Intercourse during pregnancy can be a little overwhelming to expect couples. Although the love hormones play cupid in the midst of the numerous aches and pains of pregnancy. The different myths surrounding the act prohibit them from having a good lovemaking session. One should know that while couples during pregnancy need to be careful about sex, it’s not off-limits. Sex can be a pleasurable and pleasant experience for most pregnant couples apart from the first trimester and the last four weeks before delivery. It is therefore critical that you do not prey to common pregnancy intercourse myths like the following.
Nevertheless, most of the pregnancy and sex-related risks are myths that can be debunked. Here are a few of them.

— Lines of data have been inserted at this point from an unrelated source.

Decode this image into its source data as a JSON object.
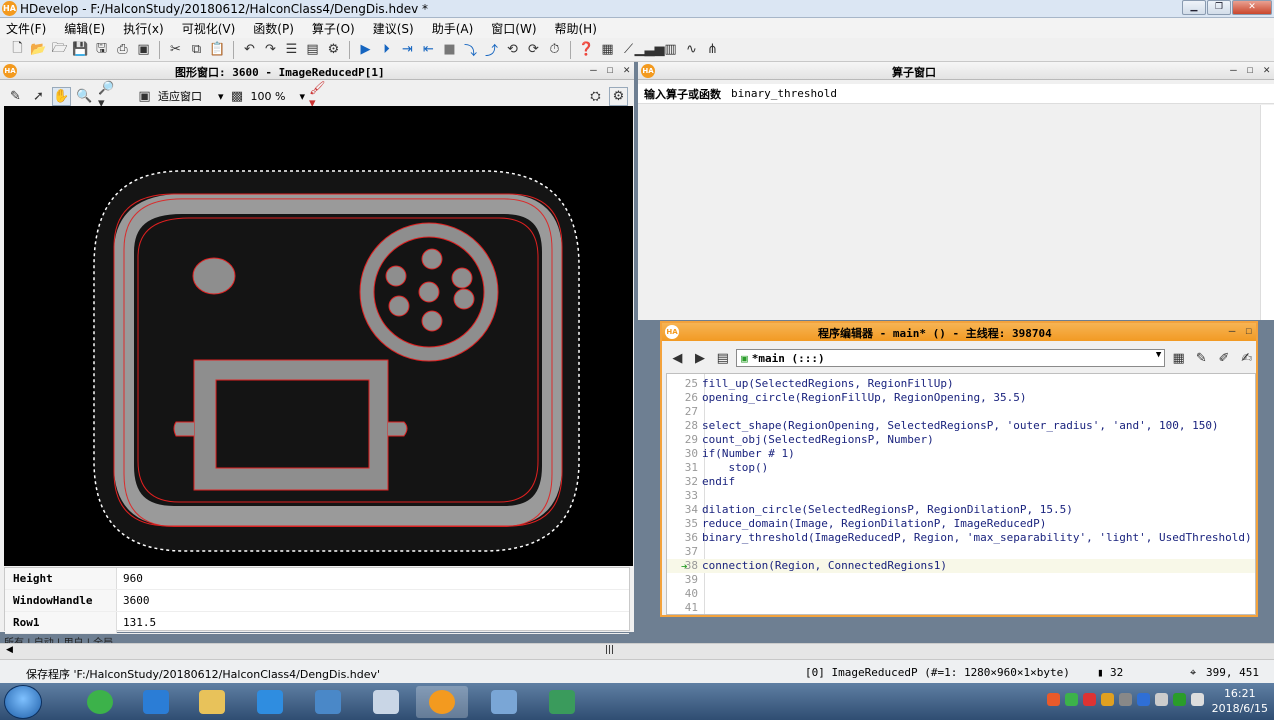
{
  "window": {
    "app_icon": "HA",
    "title": "HDevelop - F:/HalconStudy/20180612/HalconClass4/DengDis.hdev *",
    "buttons": [
      "minimize",
      "restore",
      "close"
    ]
  },
  "menu": [
    "文件(F)",
    "编辑(E)",
    "执行(x)",
    "可视化(V)",
    "函数(P)",
    "算子(O)",
    "建议(S)",
    "助手(A)",
    "窗口(W)",
    "帮助(H)"
  ],
  "graphics_window": {
    "title": "图形窗口: 3600 - ImageReducedP[1]",
    "fit_label": "适应窗口",
    "zoom": "100 %",
    "properties": [
      {
        "key": "Height",
        "value": "960"
      },
      {
        "key": "WindowHandle",
        "value": "3600"
      },
      {
        "key": "Row1",
        "value": "131.5"
      }
    ],
    "tabs": "所有 | 自动 | 用户 | 全局"
  },
  "operator_window": {
    "title": "算子窗口",
    "input_label": "输入算子或函数",
    "input_value": "binary_threshold"
  },
  "program_editor": {
    "title": "程序编辑器 - main* () - 主线程: 398704",
    "procedure": "*main (:::)",
    "lines": [
      {
        "n": "25",
        "code": "fill_up(SelectedRegions, RegionFillUp)"
      },
      {
        "n": "26",
        "code": "opening_circle(RegionFillUp, RegionOpening, 35.5)"
      },
      {
        "n": "27",
        "code": ""
      },
      {
        "n": "28",
        "code": "select_shape(RegionOpening, SelectedRegionsP, 'outer_radius', 'and', 100, 150)"
      },
      {
        "n": "29",
        "code": "count_obj(SelectedRegionsP, Number)"
      },
      {
        "n": "30",
        "code": "if(Number # 1)"
      },
      {
        "n": "31",
        "code": "    stop()"
      },
      {
        "n": "32",
        "code": "endif"
      },
      {
        "n": "33",
        "code": ""
      },
      {
        "n": "34",
        "code": "dilation_circle(SelectedRegionsP, RegionDilationP, 15.5)"
      },
      {
        "n": "35",
        "code": "reduce_domain(Image, RegionDilationP, ImageReducedP)"
      },
      {
        "n": "36",
        "code": "binary_threshold(ImageReducedP, Region, 'max_separability', 'light', UsedThreshold)"
      },
      {
        "n": "37",
        "code": ""
      },
      {
        "n": "38",
        "code": "connection(Region, ConnectedRegions1)"
      },
      {
        "n": "39",
        "code": ""
      },
      {
        "n": "40",
        "code": ""
      },
      {
        "n": "41",
        "code": ""
      }
    ]
  },
  "status": {
    "message": "保存程序 'F:/HalconStudy/20180612/HalconClass4/DengDis.hdev'",
    "image_info": "[0] ImageReducedP (#=1: 1280×960×1×byte)",
    "gray": "32",
    "coords": "399, 451"
  },
  "taskbar": {
    "time": "16:21",
    "date": "2018/6/15"
  },
  "colors": {
    "accent": "#f39a1f",
    "region_outline": "#e02020",
    "code_text": "#1a237e"
  }
}
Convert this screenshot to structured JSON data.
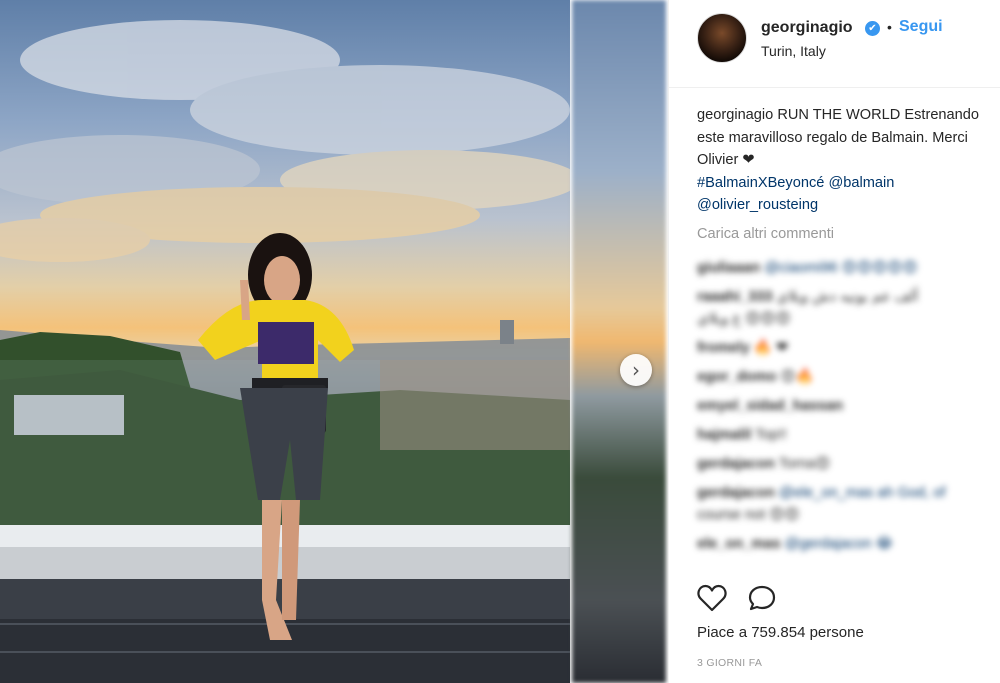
{
  "post": {
    "username": "georginagio",
    "verified_mark": "✔",
    "separator": "•",
    "follow_label": "Segui",
    "location": "Turin, Italy"
  },
  "caption": {
    "username": "georginagio",
    "text": "RUN THE WORLD Estrenando este maravilloso regalo de Balmain. Merci Olivier",
    "heart": "❤",
    "hashtag": "#BalmainXBeyoncé",
    "mention1": "@balmain",
    "mention2": "@olivier_rousteing"
  },
  "load_more_label": "Carica altri commenti",
  "comments": [
    {
      "user": "giuliaaan",
      "text": "@ciaomi96 😍😍😍😍😍"
    },
    {
      "user": "raaahi_333",
      "text": "ألف عم بونيه دش ويلاي"
    },
    {
      "user": "",
      "text": "ع ويلاي 😍😍😍"
    },
    {
      "user": "fromely",
      "text": "🔥 ❤"
    },
    {
      "user": "egor_domo",
      "text": "😍🔥"
    },
    {
      "user": "emyel_sidad_hassan",
      "text": ""
    },
    {
      "user": "hajmalil",
      "text": "Top!!"
    },
    {
      "user": "gerdajacon",
      "text": "Torna😍"
    },
    {
      "user": "gerdajacon",
      "text": "@ele_on_mas ah God, of"
    },
    {
      "user": "",
      "text": "course not 😍😍"
    },
    {
      "user": "ele_on_mas",
      "text": "@gerdajacon 😂"
    }
  ],
  "actions": {
    "like_icon": "heart-outline-icon",
    "comment_icon": "speech-bubble-icon"
  },
  "likes_text": "Piace a 759.854 persone",
  "timestamp": "3 GIORNI FA",
  "carousel": {
    "next_icon": "chevron-right-icon",
    "next_glyph": "›"
  },
  "colors": {
    "link": "#003569",
    "accent": "#3897f0",
    "muted": "#999999"
  }
}
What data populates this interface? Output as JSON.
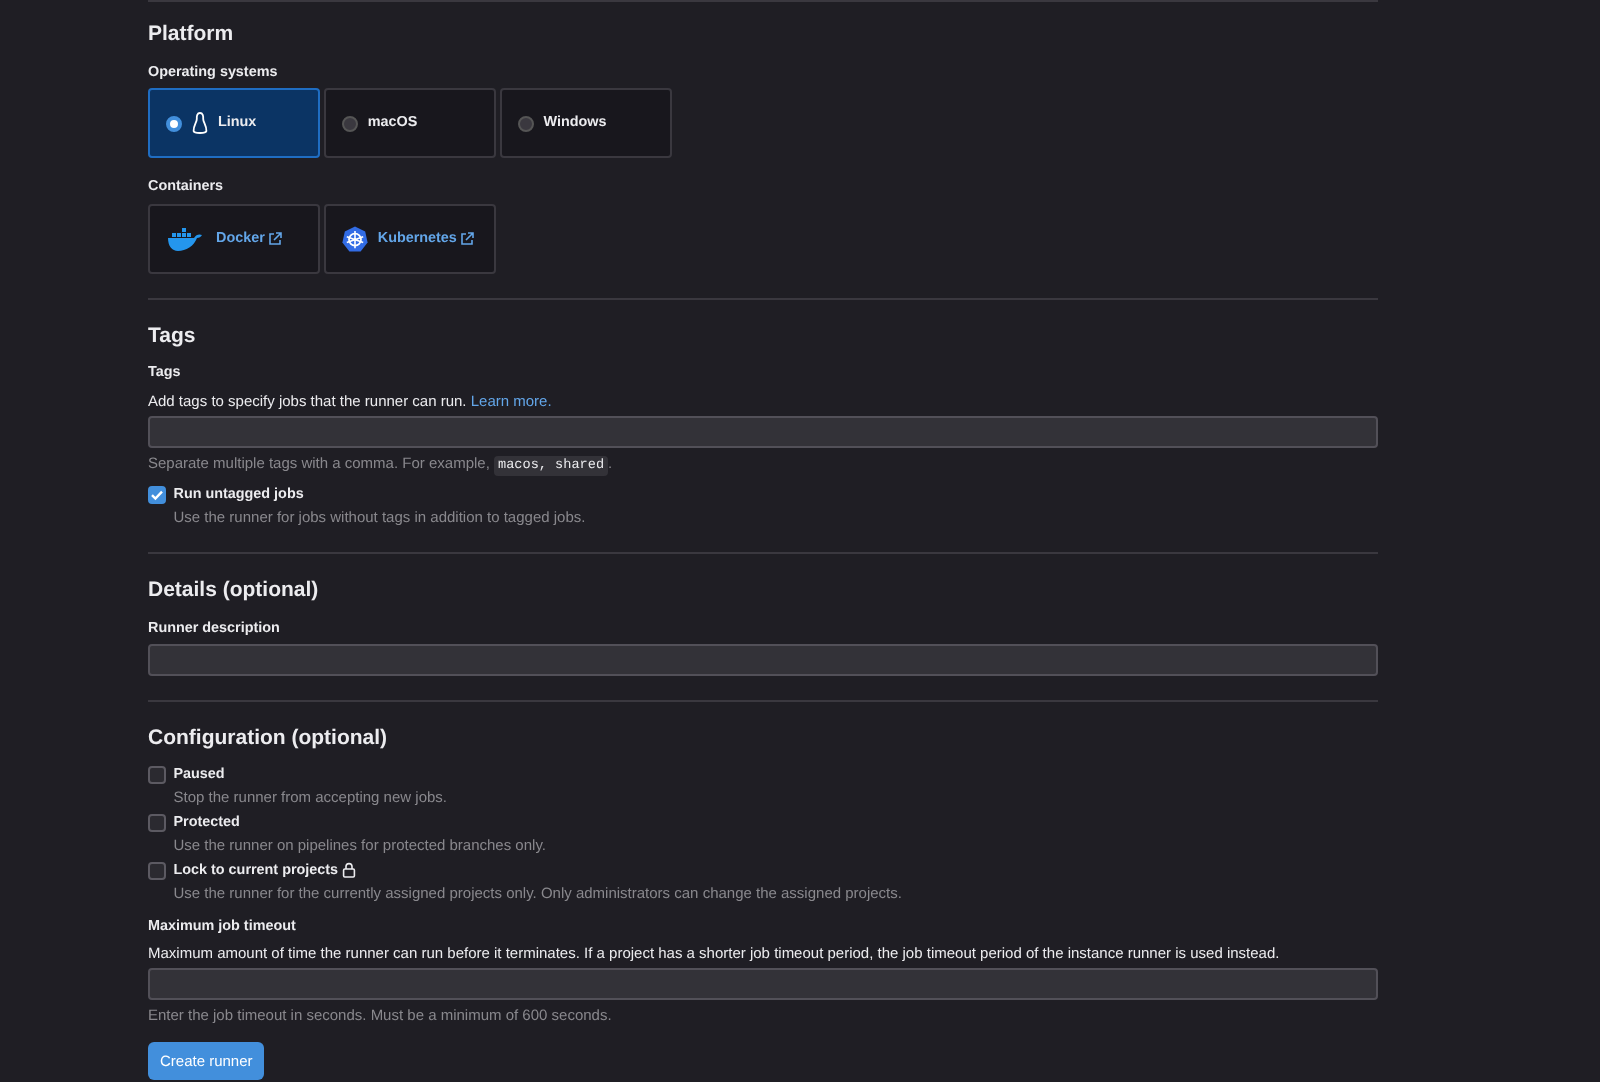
{
  "platform": {
    "title": "Platform",
    "os_label": "Operating systems",
    "os": [
      {
        "label": "Linux",
        "selected": true,
        "kind": "linux"
      },
      {
        "label": "macOS",
        "selected": false,
        "kind": "plain"
      },
      {
        "label": "Windows",
        "selected": false,
        "kind": "plain"
      }
    ],
    "containers_label": "Containers",
    "containers": [
      {
        "label": "Docker",
        "kind": "docker"
      },
      {
        "label": "Kubernetes",
        "kind": "kubernetes"
      }
    ]
  },
  "tags": {
    "title": "Tags",
    "label": "Tags",
    "help": "Add tags to specify jobs that the runner can run.",
    "help_link": "Learn more.",
    "hint_before": "Separate multiple tags with a comma. For example,",
    "hint_code": "macos, shared",
    "hint_after": ".",
    "options": [
      {
        "label": "Run untagged jobs",
        "description": "Use the runner for jobs without tags in addition to tagged jobs.",
        "checked": true
      }
    ]
  },
  "details": {
    "title": "Details (optional)",
    "label": "Runner description"
  },
  "configuration": {
    "title": "Configuration (optional)",
    "options": [
      {
        "label": "Paused",
        "description": "Stop the runner from accepting new jobs.",
        "checked": false
      },
      {
        "label": "Protected",
        "description": "Use the runner on pipelines for protected branches only.",
        "checked": false
      },
      {
        "label": "Lock to current projects",
        "description": "Use the runner for the currently assigned projects only. Only administrators can change the assigned projects.",
        "checked": false,
        "lock": true
      }
    ],
    "timeout_label": "Maximum job timeout",
    "timeout_help": "Maximum amount of time the runner can run before it terminates. If a project has a shorter job timeout period, the job timeout period of the instance runner is used instead.",
    "timeout_hint": "Enter the job timeout in seconds. Must be a minimum of 600 seconds."
  },
  "submit": "Create runner"
}
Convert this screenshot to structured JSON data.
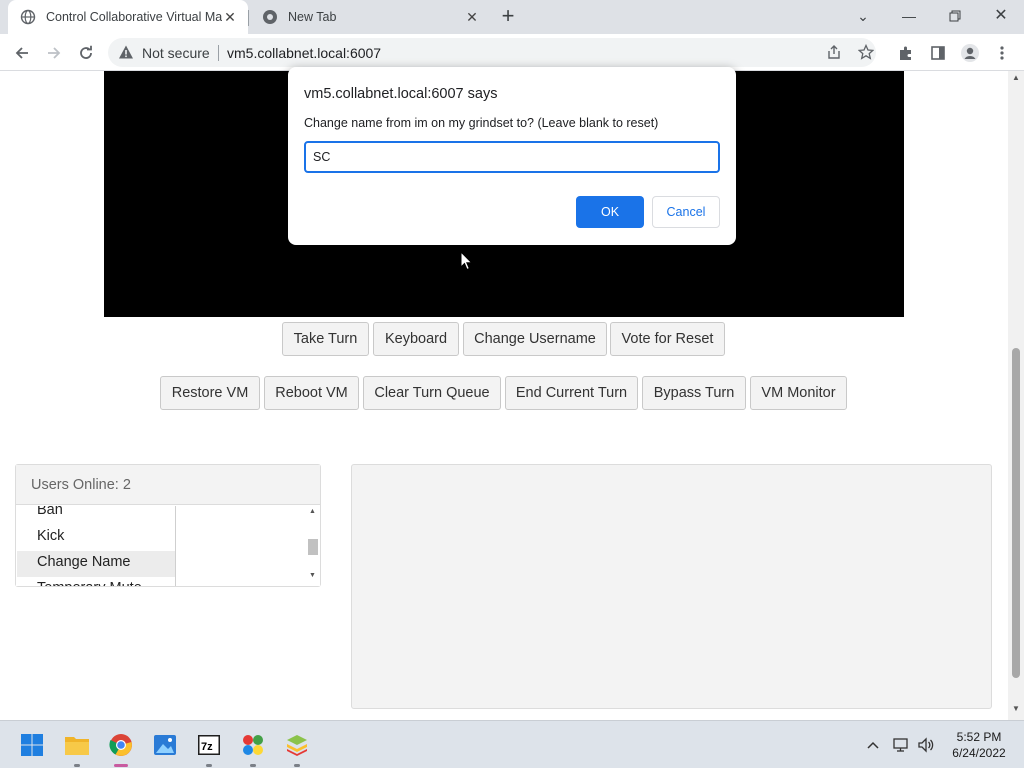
{
  "browser": {
    "tabs": [
      {
        "title": "Control Collaborative Virtual Ma",
        "active": true
      },
      {
        "title": "New Tab",
        "active": false
      }
    ],
    "security_label": "Not secure",
    "url": "vm5.collabnet.local:6007"
  },
  "page": {
    "row1_buttons": [
      "Take Turn",
      "Keyboard",
      "Change Username",
      "Vote for Reset"
    ],
    "row2_buttons": [
      "Restore VM",
      "Reboot VM",
      "Clear Turn Queue",
      "End Current Turn",
      "Bypass Turn",
      "VM Monitor"
    ],
    "users_header": "Users Online: 2",
    "context_menu": [
      "Ban",
      "Kick",
      "Change Name",
      "Temporary Mute"
    ]
  },
  "dialog": {
    "title": "vm5.collabnet.local:6007 says",
    "message": "Change name from im on my grindset to? (Leave blank to reset)",
    "input_value": "SC",
    "ok_label": "OK",
    "cancel_label": "Cancel"
  },
  "taskbar": {
    "apps": [
      "start-icon",
      "file-explorer-icon",
      "chrome-icon",
      "photos-icon",
      "7zip-icon",
      "puzzle-app-icon",
      "bluestacks-icon"
    ],
    "time": "5:52 PM",
    "date": "6/24/2022"
  },
  "colors": {
    "accent": "#1a73e8",
    "vm_screen": "#000000",
    "button_bg": "#f3f3f3",
    "taskbar_bg": "#dde3ea"
  }
}
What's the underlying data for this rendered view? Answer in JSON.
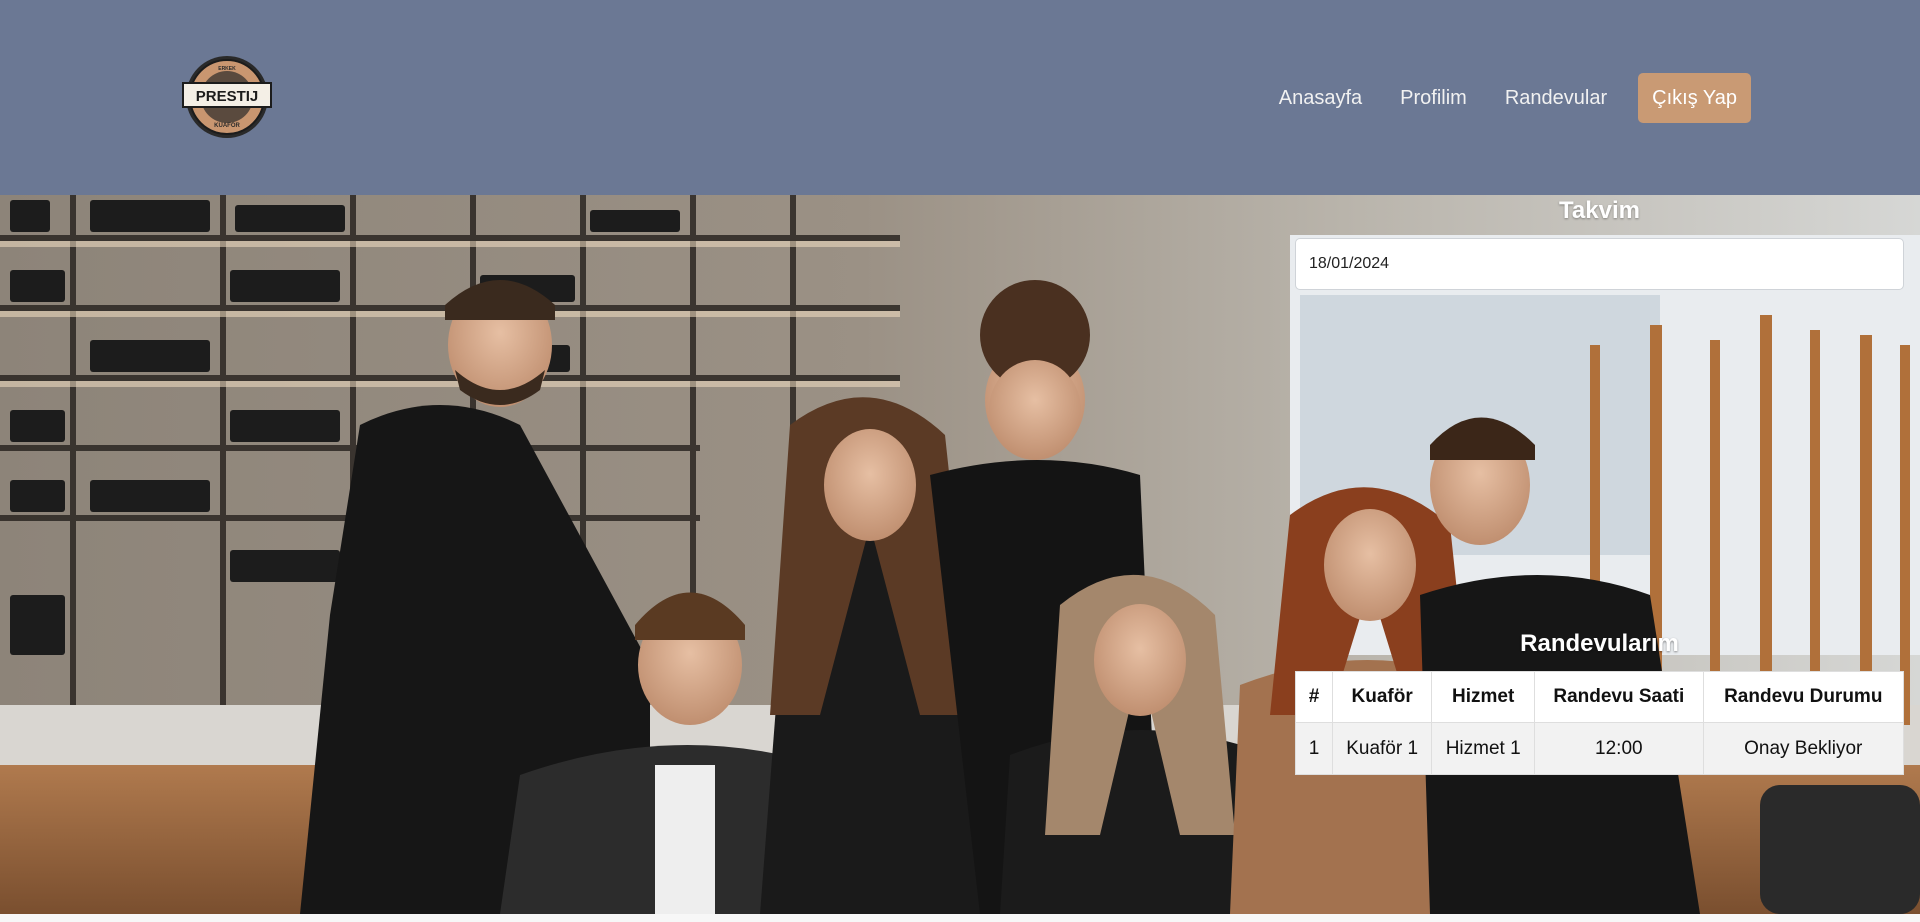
{
  "header": {
    "logo": {
      "top_text": "ERKEK",
      "main_text": "PRESTIJ",
      "bottom_text": "KUAFOR"
    },
    "nav": [
      {
        "label": "Anasayfa"
      },
      {
        "label": "Profilim"
      },
      {
        "label": "Randevular"
      }
    ],
    "logout_label": "Çıkış Yap",
    "colors": {
      "background": "#6b7894",
      "accent": "#c99a74"
    }
  },
  "calendar": {
    "title": "Takvim",
    "date_value": "18/01/2024"
  },
  "appointments": {
    "title": "Randevularım",
    "columns": [
      "#",
      "Kuaför",
      "Hizmet",
      "Randevu Saati",
      "Randevu Durumu"
    ],
    "rows": [
      [
        "1",
        "Kuaför 1",
        "Hizmet 1",
        "12:00",
        "Onay Bekliyor"
      ]
    ]
  }
}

Pregnancy Intercourse Myths
Around pregnancy, there are many myths that people feel the need to follow. Many of them occur during pregnancy around having sex. Most of them are easily debunked, and in fact, during pregnancy, many people should be able to continue their regular sex lives.
1. Penetration is harmful to the fetus
In most pregnancies a partner’s penis will not hurt the baby and during penetrative sex will not make contact with the baby. The baby is covered by the amniotic sac and its fluid as well as the walls of the uterus.
2. The sex drive of a pregnant person is disappears
In reality, a pregnant person may have a higher sex drive. Indeed, during pregnancy, some people’s libido skyrocket. During the second trimester, many women experience an increase in hormones that can lead to an increased sex drive.
3. Sex always induces labor during pregnancy
Sex does not induce labor. It would have been nice for couples to have something safe, effective, and maybe even fun to use to help them get to labor a little earlier if they wanted to.
4. Orgasm contractions can lead to miscarriage
The contractions felt during orgasms and the contractions experienced during birth are completely different types of contractions.
In addition, during pregnancy, you may even experience orgasms more easily.
Nevertheless, if you have a history of miscarriages, premature birth, if your cervix is unstable or dilated, or if you have unexplained vaginal bleeding or discharge, talk with your doctor.
5. Spotting is a cause for concern
Excess bleeding is an entirely different story and should definitely cause alarm, but sometimes spotting after sex while pregnant is relatively normal because the cervix is very sensitive.
However, if you are still uncertain or have doubts, it is best to double-check your health with your doctor.
6. There’s no question of oral sex
Just because a person is pregnant doesn’t mean that they can’t get their partner down on them.
In fact, depending on the term of pregnancy, it may sometimes be a more comfortable option than penetrative intercourse. The American Pregnancy Association, however, advises that the partner of a pregnant person does not blow air into the vagina during the oral because “a bubble may cause a differential pressure that may burst blood vessels near the surface.”
7. The baby will know
There is no need to be embarrassed about having sex while pregnant, it is perfectly normal and the baby will not be traumatized. It doesn’t know what you’re doing and it won’t remember what’s going on.
8. During pregnancy, all positions are safe
At some point, it is best to avoid the position of a missionary. During pregnancy, sex in the missionary style may not be the best choice by the 20-week mark.
For an extended period of time, when a pregnant woman lies flat on her back, the weight of the uterus will obstruct the necessary blood flow to the rest of her body and infant.
9. It is not possible for pregnant people to use their vibrators
During pregnancy, vibrators are safe to use as long as they are kept clean and germ-free, which is standard practice — pregnant or not.
These are the top 9 pregnancy intercourse myths which a pregnant couple should avoid.
There is no reason to stop having intercourse during pregnancy, “as long as there is no excessive vaginal bleeding placenta previa, premature labor, cervical insufficiency, or other severe risks.
Also Read: Is It Safe To Resume Sex After Delivery?